Tip 1: Look the part! You must have curls in wild disarray, to prove that your mind is on higher things and that you yourself have been touched by the zeitgeist, the spirit of the era. It cannot be too messy, however, or people will just think you are a hobo. The Amateur Historian suggests folowing Byron's model of sleeping with his hair in curlers. Abandon your cravat as a sign of an oppressive society who would seek to muzzle your voice with its restrictive neckwear and defy it by wearing an open-necked shirt in all weather. This not only makes you look cool, it can make you downright chilly and let you catch a wasting disease. Everyone always takes you more seriously if you are likely to die young after producing your own epitaph.
If you cannot catch a wasting disease despite your best efforts to do so, attempt to look the part by keeping a suitably ethereal figure by, as was Byron's wont, playing cricket while wearing seven waistcoats and a greatcoat. If cricket is not to your liking, try to be relentlessly bullied as a small child, so as to stunt your growth by being kept from your food, writing at all hours of the night and never sleeping, or hiking up mountains to feed your soul on the beauties of rural England and not on, say, the hard-boiled egg your slave, er, that is sister, made for you.

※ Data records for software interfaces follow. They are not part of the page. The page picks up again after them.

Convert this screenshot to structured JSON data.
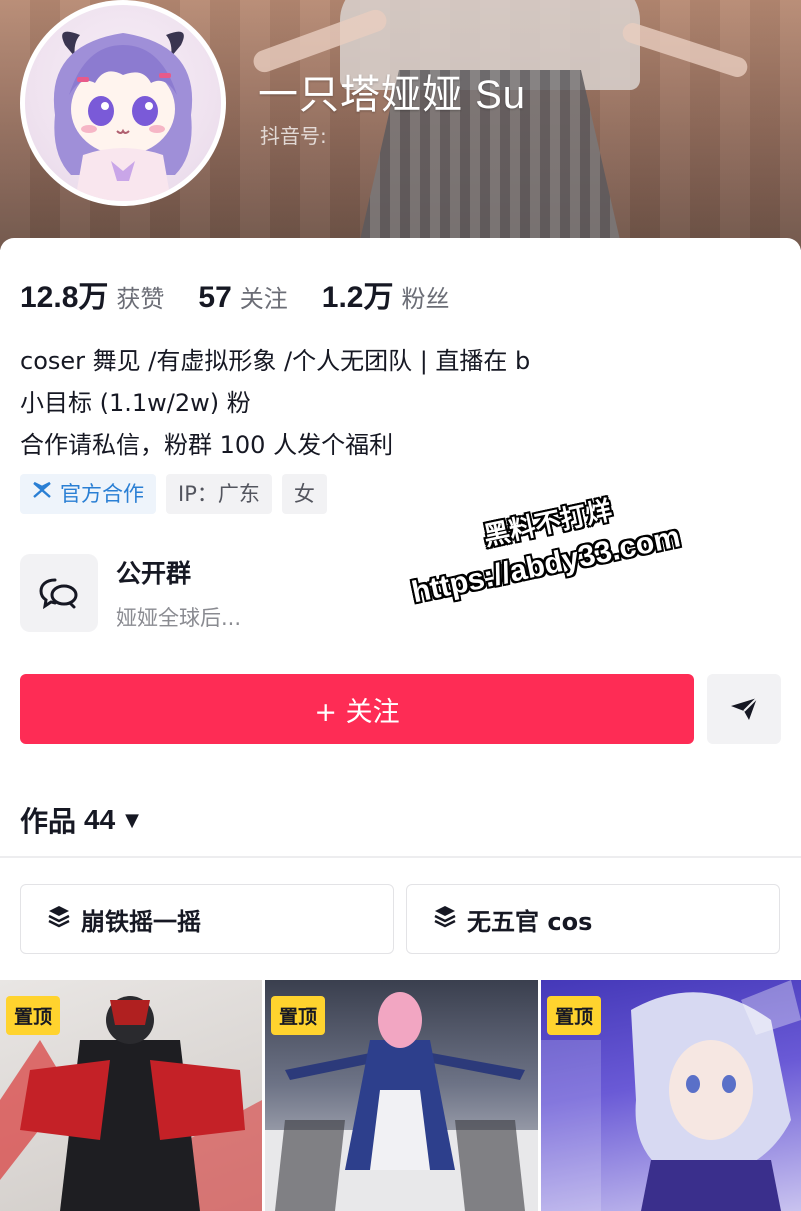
{
  "profile": {
    "name": "一只塔娅娅 Su",
    "douyin_id_label": "抖音号:"
  },
  "stats": [
    {
      "value": "12.8万",
      "label": "获赞"
    },
    {
      "value": "57",
      "label": "关注"
    },
    {
      "value": "1.2万",
      "label": "粉丝"
    }
  ],
  "bio": [
    "coser 舞见 /有虚拟形象 /个人无团队 | 直播在 b",
    "小目标 (1.1w/2w) 粉",
    "合作请私信，粉群 100 人发个福利"
  ],
  "tags": {
    "official": "官方合作",
    "ip": "IP：广东",
    "gender": "女"
  },
  "group": {
    "title": "公开群",
    "subtitle": "娅娅全球后..."
  },
  "actions": {
    "follow_label": "+ 关注"
  },
  "works": {
    "label": "作品",
    "count": "44"
  },
  "collections": [
    {
      "label": "崩铁摇一摇"
    },
    {
      "label": "无五官 cos"
    }
  ],
  "thumbnails": [
    {
      "badge": "置顶"
    },
    {
      "badge": "置顶"
    },
    {
      "badge": "置顶"
    }
  ],
  "watermark": {
    "line1": "黑料不打烊",
    "line2": "https://abdy33.com"
  },
  "colors": {
    "follow": "#fe2c55",
    "pin_badge": "#ffd32e",
    "official_tag": "#2a7fd4"
  },
  "icons": [
    "chat-bubbles-icon",
    "send-icon",
    "caret-down-icon",
    "layers-icon",
    "official-cooperation-icon"
  ]
}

Check back every day this week for new tips on how to prove to all those detractors who claim you have no soul or sentiment that you can, as Wordsworth put it, be:
"A man speaking to men... endowed with more lively sensibility, more enthusiasm and tenderness, who has a greater knowledge of human nature, and a more comprehensive soul, than one supposed to be common among mankind; a man pleased with his own passions and volitions, and who rejoices more than other men in the spirit of life that is in him; delighting to contemplate similar volitions and passions as manifested in the goings-on of the Universe, and habitually compelled to create them where he does not find them."